In conclusion, it may be remarked as a singular circumstance, and which applies as well to other manufactures, (such as the potteries, metal founderies, the tanners, the turners, the dyers, and the hand-loom weavers,) that the initial process of glass-making retains its primitive simplicity. Now, as 4,000 years ago, the blow-pipe, shod with iron and heated red-hot, is inserted into the melted glass. In the ancient manufactories, workmen are employed in bringing the "frit" in baskets, for the purpose of vitrification. There can scarcely be a doubt that this frit is a combination, as in Venetian glass-making, derived from Egypt, of kali, from the ashes of salsola communis, or kelp, and a particular kind of sand. But this paper ought not to conclude without some more distinct reference to the chemical knowledge displayed in the more elaborate processes of glass-making. There are many striking examples of this proficiency in the new Egyptian room at the British Museum. But we will take the single instance of the tablet of stained glass found at Thebes, and of which Rosellini gives the illustration to which reference has been made. The design, as has been stated, is tasteful. It consists of a quadruple star, with a rose in the centre, and with foliage on the angles. Blue, yellow, red, and green colors are introduced, and they are struck through the body of the glass. In order to produce this effect of glass-staining, oxides of cobalt, or of calcined copper and zinc, must have been used for blue, oxide of silver for yellow, and oxide of copper for green. The ruby color of the rose, that color of which till lately we had lost the art of imparting, must have been given (as well as the rich purple hue of some of the fictitious gems) by the oxide of gold.
This proficiency may appear extraordinary; but indeed, the richly-painted walls of the temples, palaces, and tombs, where the unmatched colors remain as fresh as when first laid on, show not only a perfect proficiency with the mineral pigments, but a perfect use of the metallic oxides in their composition.
It is as easy as invidious to ascribe these applications to unintelligent accident or experiment, rather than to high proficiency in chemistry.

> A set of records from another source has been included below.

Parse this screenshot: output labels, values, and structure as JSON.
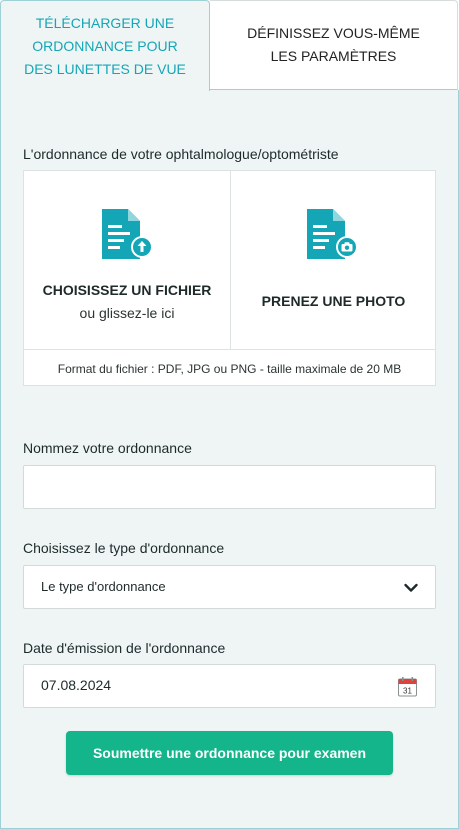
{
  "tabs": {
    "upload": "TÉLÉCHARGER UNE\nORDONNANCE POUR\nDES LUNETTES DE VUE",
    "manual": "DÉFINISSEZ VOUS-MÊME\nLES PARAMÈTRES"
  },
  "upload_section": {
    "label": "L'ordonnance de votre ophtalmologue/optométriste",
    "choose_file_title": "CHOISISSEZ UN FICHIER",
    "choose_file_sub": "ou glissez-le ici",
    "take_photo_title": "PRENEZ UNE PHOTO",
    "format_note": "Format du fichier : PDF, JPG ou PNG - taille maximale de 20 MB",
    "icons": [
      "document-upload-icon",
      "document-camera-icon"
    ]
  },
  "name_field": {
    "label": "Nommez votre ordonnance",
    "value": ""
  },
  "type_field": {
    "label": "Choisissez le type d'ordonnance",
    "selected": "Le type d'ordonnance"
  },
  "date_field": {
    "label": "Date d'émission de l'ordonnance",
    "value": "07.08.2024",
    "calendar_day": "31"
  },
  "submit": {
    "label": "Soumettre une ordonnance pour examen"
  },
  "colors": {
    "accent": "#14a6b7",
    "button": "#14b58a",
    "panel_bg": "#eff5f5",
    "calendar_red": "#e2413b"
  }
}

Evidences, drawn from all the other arts and trades, prove that the ancient Egyptians, in the earliest times, were skilful chemists; and why should we deprive the land of Cham, Chemosh, and Chemonis, from which the name and art of chemistry—as well as alchemy, its foster-parent—was derived, of the just tribute due to its original study, discoveries, and inventions?
Quid feret Illiæ
Mavortisque puer, si taciturnitas
Obstaret meritis, invida Romuli!
Note.—Winekelman, on the Arts of the Ancients, has some observations on the ancient manufacture of glass, which may be conveniently added. Pliny attributes the discovery of glass to some Phœnician mariners, who, having kindled a fire on the beach for the purpose of cooking, placed their utensils on blocks of nitre. The fire melted the nitre and the sand, and produced a vitrified substance, which improvement converted into pure glass. The Tombs of Thebes demonstrate that 4,000 years ago the manufacture of glass was well known to the Egyptians. The frescoes exhibit glass-blowers forming bottles and vials of green glass. The specimens of Egyptian vials in the British Museum are by no means inelegant; they have long necks bulging towards the bottom, which, when filled with any liquid, would be much less easily subverted than the vials in common use amongst us. Pocket-bottles, cased in leather, such as are used in sporting, for containing spirits or liqueurs, are amongst the curious relics of the Theban glass manufacture. It is clear, from specimens that are left, that the ancient Egyptians knew how to make casts in vitrified materials, and to counterfeit in glass the amethyst and the emerald, with a degree of success unequalled in any country. Nor were they unpractised in the ingenious process by which the representation of a bird or flower may appear to be imprisoned within a piece of glass, so as to form part of its own substance. It appears that they constructed the device from filaments of colored glass, in the first instance; it was then covered with transparent laminæ of glass, and all were fused together with so much skill that no joinings in any part of the work can even now be detected by the most powerful magnifier. In these specimens the colored device appears as perfect on one side as the other. Figures of birds were thus composed; and if cut through at intervals, each portion so divided contained in itself a perfect copy of the bird. The celebrated Portland vase was long supposed to be a real sardonyx; but it is now known to be formed of layers of purple-colored glass united by fusion. By similar superfusion, the glass pieces used in the mosaics on the vaults of the domes at Venice have been enabled to preserve unimpaired their original coloring and gilding. A small diamond of the glass mosaic was gilded in the usual way, and then thinly coated with the vitrified material while in a state of fusion. This was an Egyptian art. The gold color and device appear incorporated with and struck through the body of the glass, so as to appear the same on both sides. An Egyptian sarcophagus of granite may be occasionally seen cased over in the same manner, in order to preserve unimpaired the sculptures and legends engraved upon the stone. To the eye of an ordinary observer, several necklaces, scarabæi, brooches, and small ornamental figures in the cases of the new Egyptian Room would appear composed of precious stones. They are, in fact, at least the great majority of them, composed of glass throughout the whole substance, or of materials covered with a glass coating. The tasteful colored networks of glass bugles, with which the wrappers of mummies were decorated, were made of the same materials, and are remarkable as being identical with similar ornaments made into bracelets, headbands, and waistbands, by fair dilettantis at the present day. With reference to the larger examples of vitreous superfusion to which reference has been made, a sarcophagus of this description was found by Belzoni in the Tombs of the Kings. The historical assertion is well known, and has frequently provoked commentary, that the body of Alexander, cased in gold, was buried at Alexandria, in a coffin composed entirely of glass. If the record be true, it is probable that the body so inclosed in glass was, for protection sake, reïnclosed within a granite or other more durable sarcophagus.
- Real precious stones, natives of India, and brought doubtless by the alleged railroad from Cosseir in the Red Sea, (amethysts, hæmatites, and lapis lazuli, and a species of topaz,) are found in the tombs of the era of Thothmes the Third.